*Exercise instructions*:
For the records that follow, give the number of lines containing the word "arrow", with no added text.

(Data records for software interfaces)
****************

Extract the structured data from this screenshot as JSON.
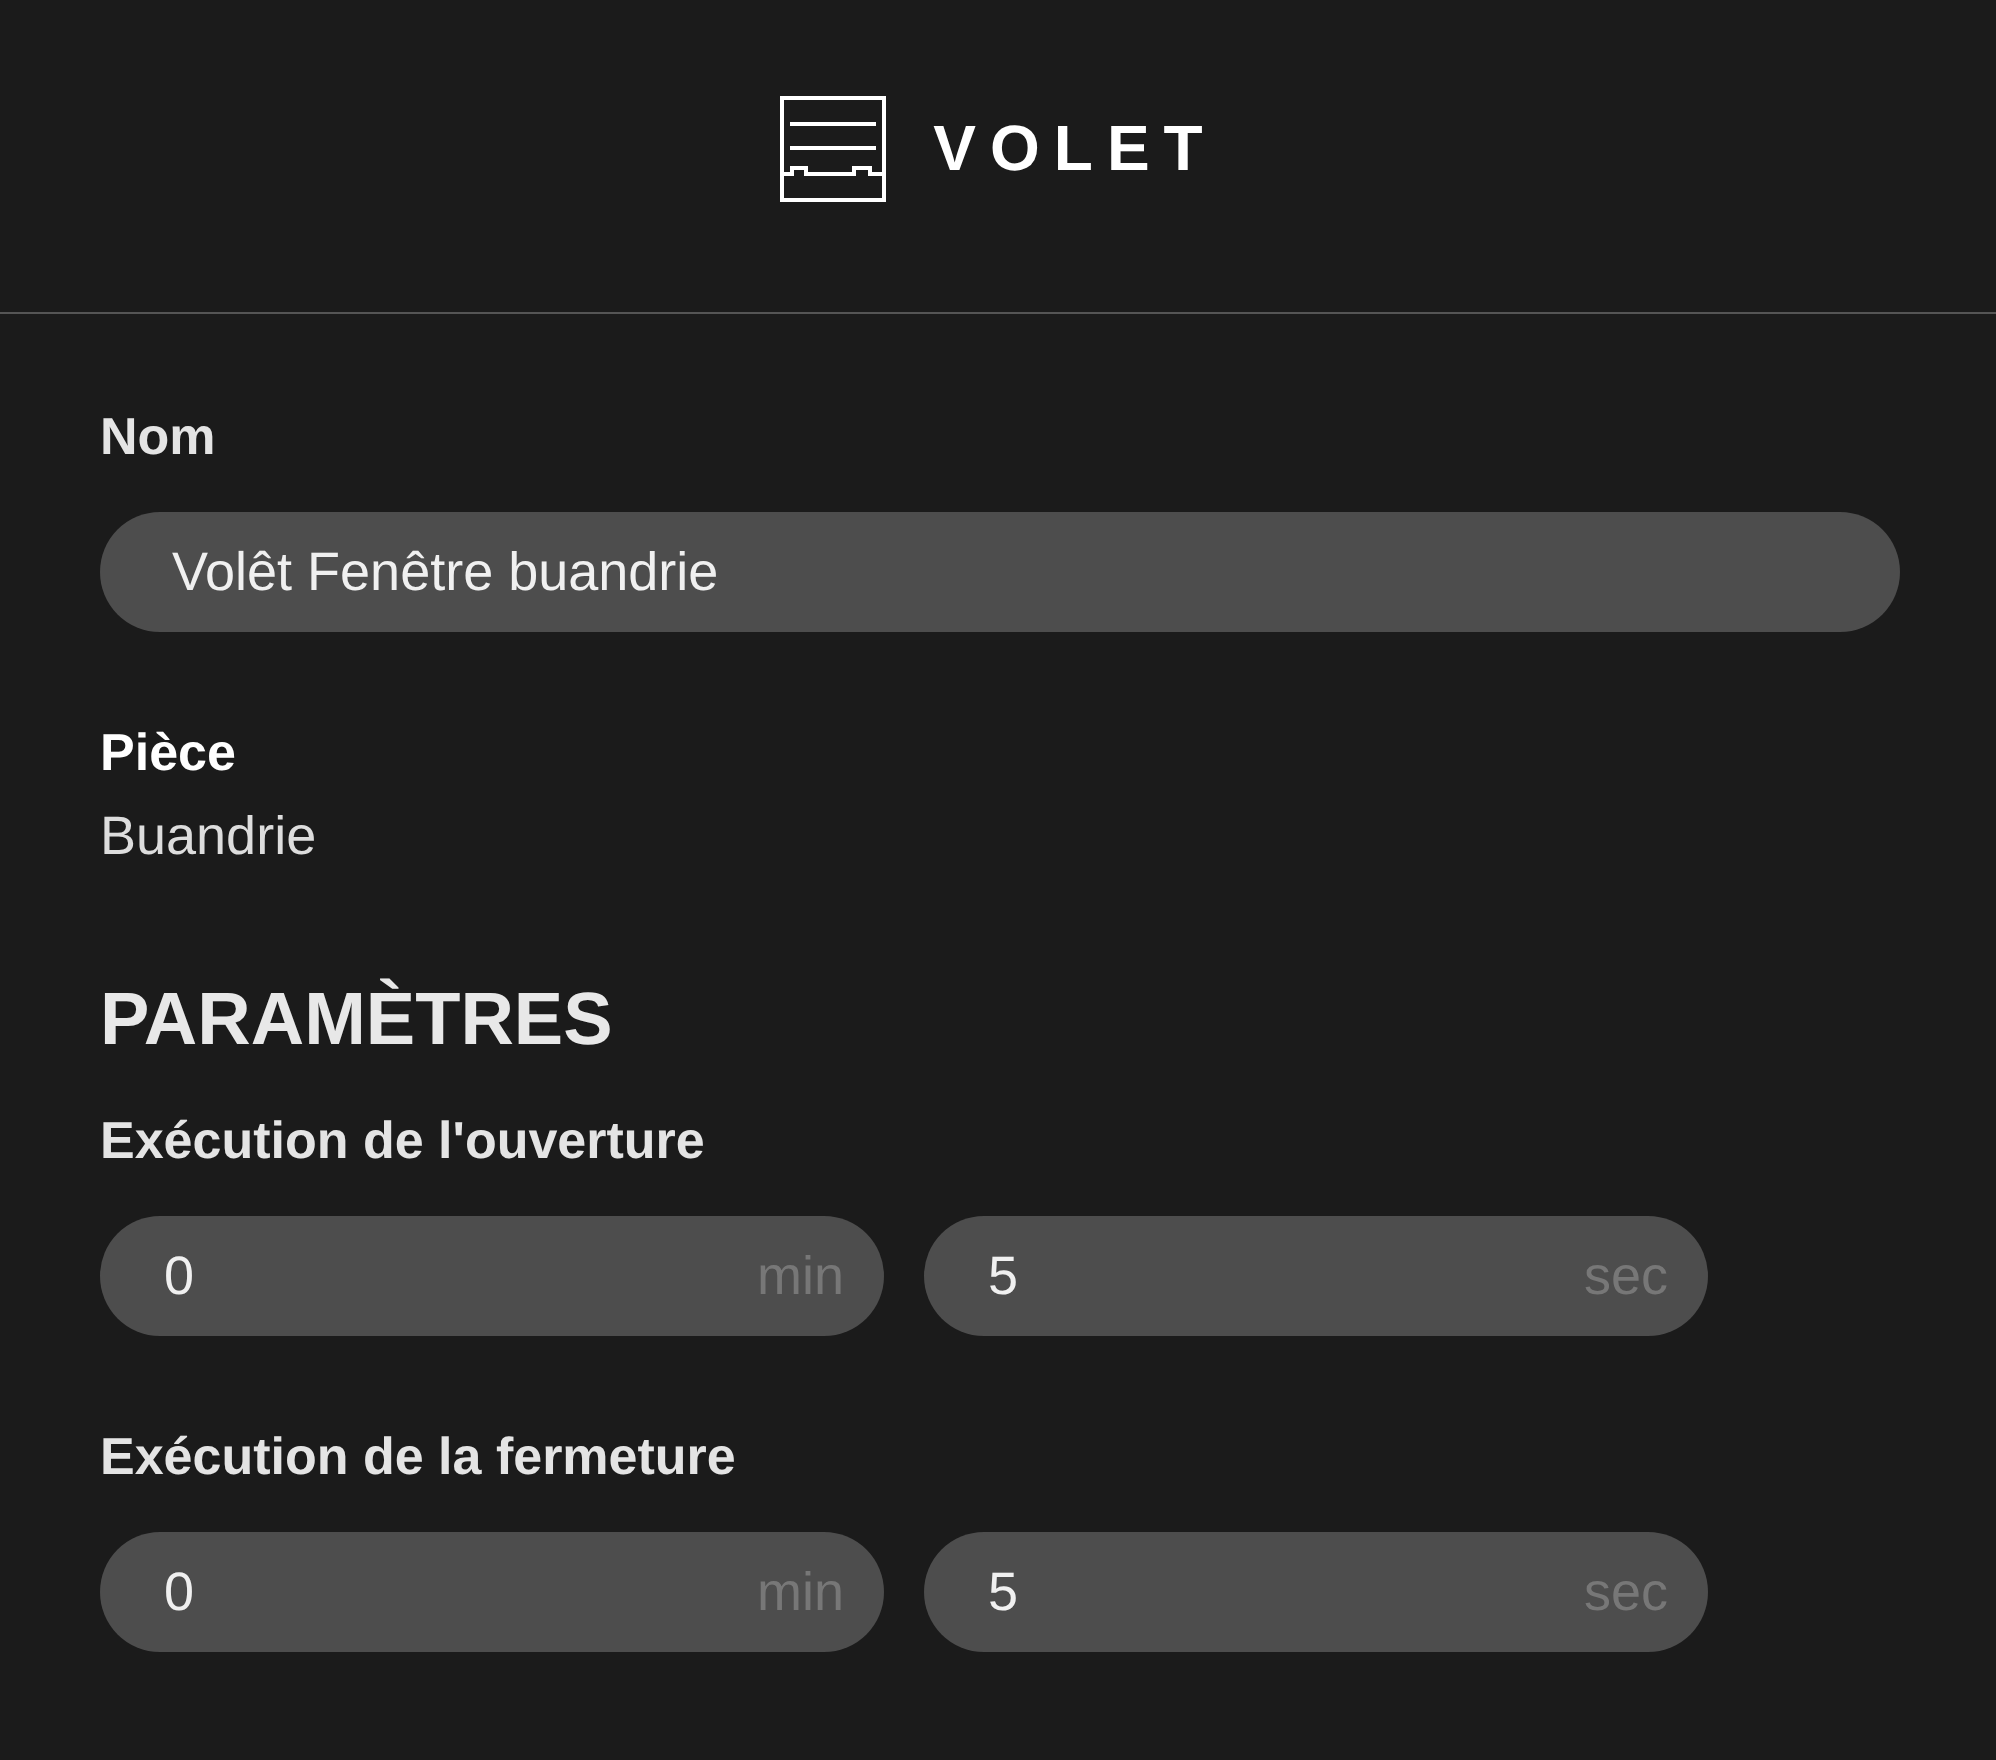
{
  "header": {
    "title": "VOLET"
  },
  "name_field": {
    "label": "Nom",
    "value": "Volêt Fenêtre buandrie"
  },
  "room": {
    "label": "Pièce",
    "value": "Buandrie"
  },
  "parameters": {
    "title": "PARAMÈTRES",
    "groups": [
      {
        "label": "Exécution de l'ouverture",
        "inputs": [
          {
            "value": "0",
            "unit": "min"
          },
          {
            "value": "5",
            "unit": "sec"
          }
        ]
      },
      {
        "label": "Exécution de la fermeture",
        "inputs": [
          {
            "value": "0",
            "unit": "min"
          },
          {
            "value": "5",
            "unit": "sec"
          }
        ]
      }
    ]
  }
}
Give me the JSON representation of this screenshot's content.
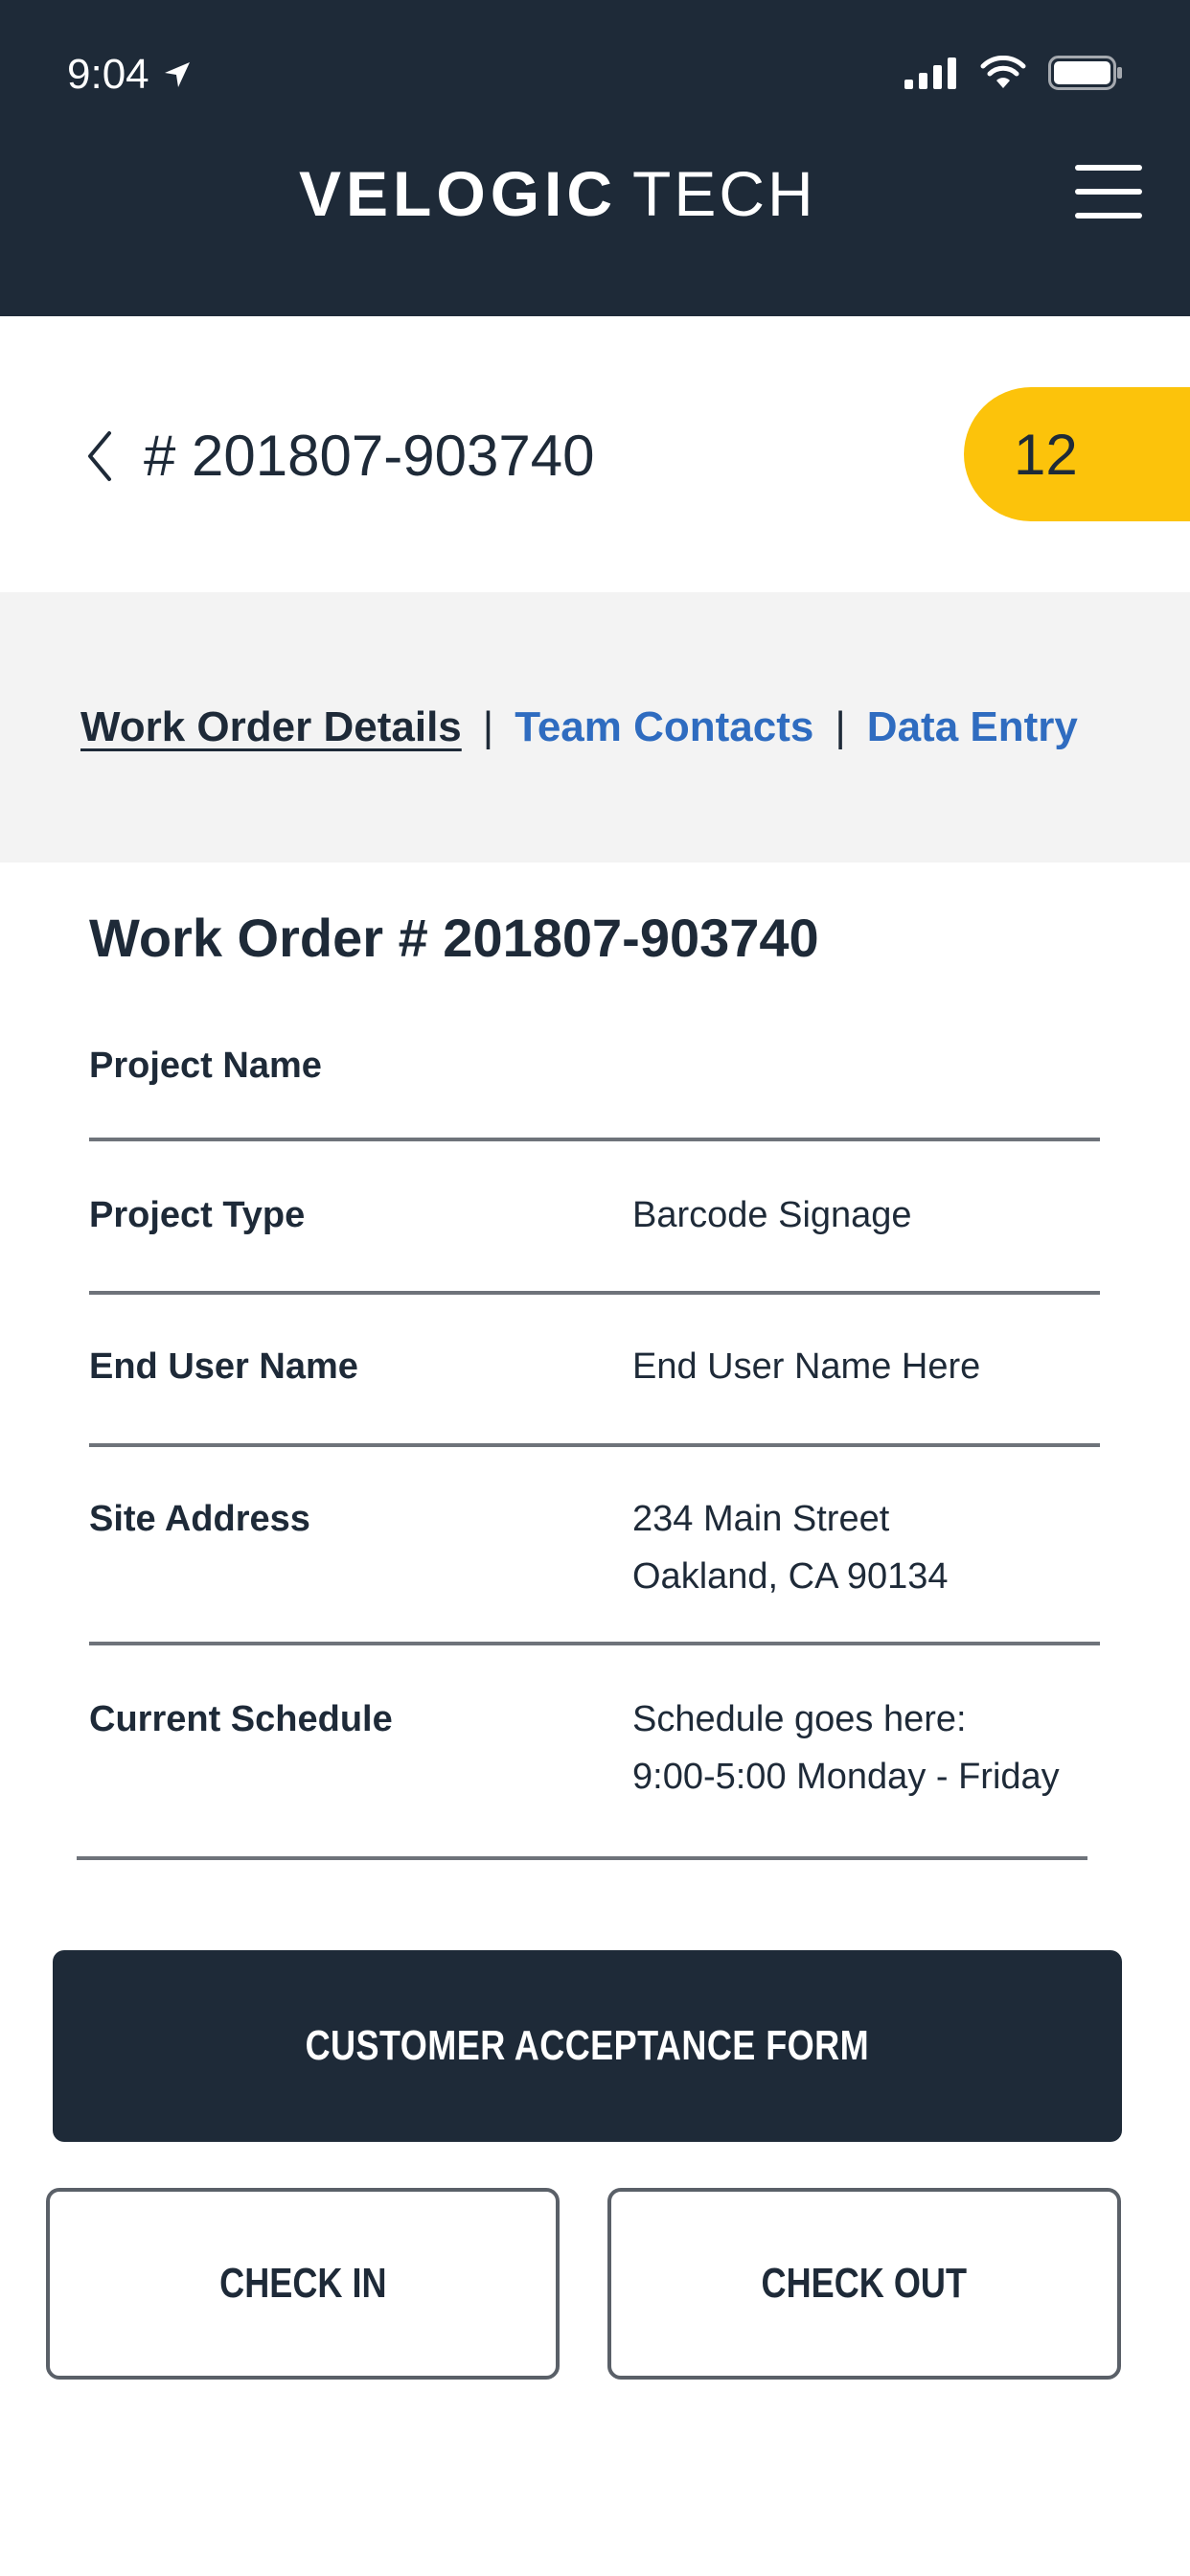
{
  "status_bar": {
    "time": "9:04"
  },
  "header": {
    "brand_bold": "VELOGIC",
    "brand_light": "TECH"
  },
  "title_row": {
    "order_title": "# 201807-903740",
    "badge_count": "12",
    "badge_color": "#fcc30b"
  },
  "tabs": [
    {
      "label": "Work Order Details",
      "active": true
    },
    {
      "label": "Team Contacts",
      "active": false
    },
    {
      "label": "Data Entry",
      "active": false
    }
  ],
  "tab_separator": "|",
  "details": {
    "title": "Work Order # 201807-903740",
    "rows": [
      {
        "label": "Project Name",
        "value": ""
      },
      {
        "label": "Project Type",
        "value": "Barcode Signage"
      },
      {
        "label": "End User Name",
        "value": "End User Name Here"
      },
      {
        "label": "Site Address",
        "value_line1": "234 Main Street",
        "value_line2": "Oakland, CA 90134"
      },
      {
        "label": "Current Schedule",
        "value_line1": "Schedule goes here:",
        "value_line2": "9:00-5:00 Monday - Friday"
      }
    ]
  },
  "actions": {
    "primary_label": "CUSTOMER ACCEPTANCE FORM",
    "check_in_label": "CHECK IN",
    "check_out_label": "CHECK OUT"
  },
  "colors": {
    "header_bg": "#1e2a38",
    "link": "#2f6cc0",
    "accent": "#fcc30b",
    "tab_bar_bg": "#f3f3f3"
  },
  "icons": [
    "location-arrow-icon",
    "cellular-signal-icon",
    "wifi-icon",
    "battery-icon",
    "hamburger-menu-icon",
    "chevron-left-icon"
  ]
}
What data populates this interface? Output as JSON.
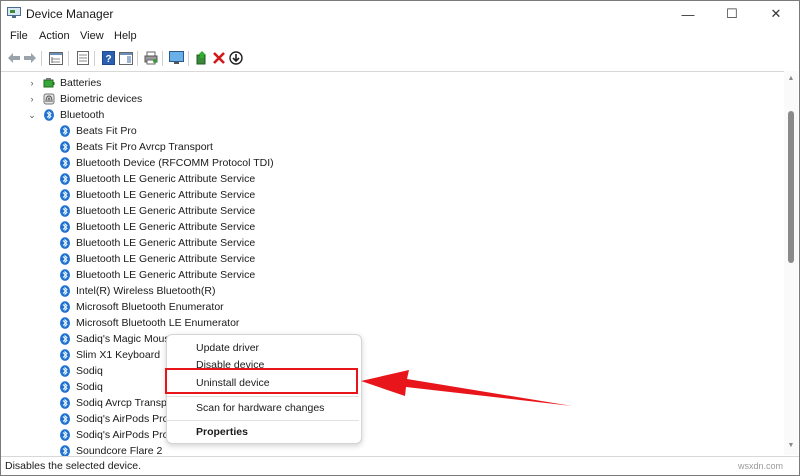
{
  "window": {
    "title": "Device Manager"
  },
  "controls": {
    "minimize": "—",
    "maximize": "☐",
    "close": "✕"
  },
  "menu": [
    "File",
    "Action",
    "View",
    "Help"
  ],
  "toolbar_icons": [
    "back-arrow-icon",
    "forward-arrow-icon",
    "console-tree-icon",
    "properties-icon",
    "help-icon",
    "action-pane-icon",
    "print-icon",
    "monitor-icon",
    "add-driver-icon",
    "uninstall-x-icon",
    "download-icon"
  ],
  "tree": {
    "categories": [
      {
        "label": "Batteries",
        "expanded": false
      },
      {
        "label": "Biometric devices",
        "expanded": false
      },
      {
        "label": "Bluetooth",
        "expanded": true
      }
    ],
    "bluetooth_devices": [
      "Beats Fit Pro",
      "Beats Fit Pro Avrcp Transport",
      "Bluetooth Device (RFCOMM Protocol TDI)",
      "Bluetooth LE Generic Attribute Service",
      "Bluetooth LE Generic Attribute Service",
      "Bluetooth LE Generic Attribute Service",
      "Bluetooth LE Generic Attribute Service",
      "Bluetooth LE Generic Attribute Service",
      "Bluetooth LE Generic Attribute Service",
      "Bluetooth LE Generic Attribute Service",
      "Intel(R) Wireless Bluetooth(R)",
      "Microsoft Bluetooth Enumerator",
      "Microsoft Bluetooth LE Enumerator",
      "Sadiq's Magic Mouse",
      "Slim X1 Keyboard",
      "Sodiq",
      "Sodiq",
      "Sodiq Avrcp Transpor",
      "Sodiq's AirPods Pro #",
      "Sodiq's AirPods Pro #",
      "Soundcore Flare 2"
    ]
  },
  "context_menu": {
    "items": [
      "Update driver",
      "Disable device",
      "Uninstall device",
      "Scan for hardware changes",
      "Properties"
    ],
    "highlighted": "Uninstall device"
  },
  "status": "Disables the selected device.",
  "watermark": "wsxdn.com",
  "colors": {
    "bluetooth": "#1e73d2",
    "callout": "#e8161b",
    "scroll_thumb": "#8a8a8a"
  }
}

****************

*Output of the exercise*:
3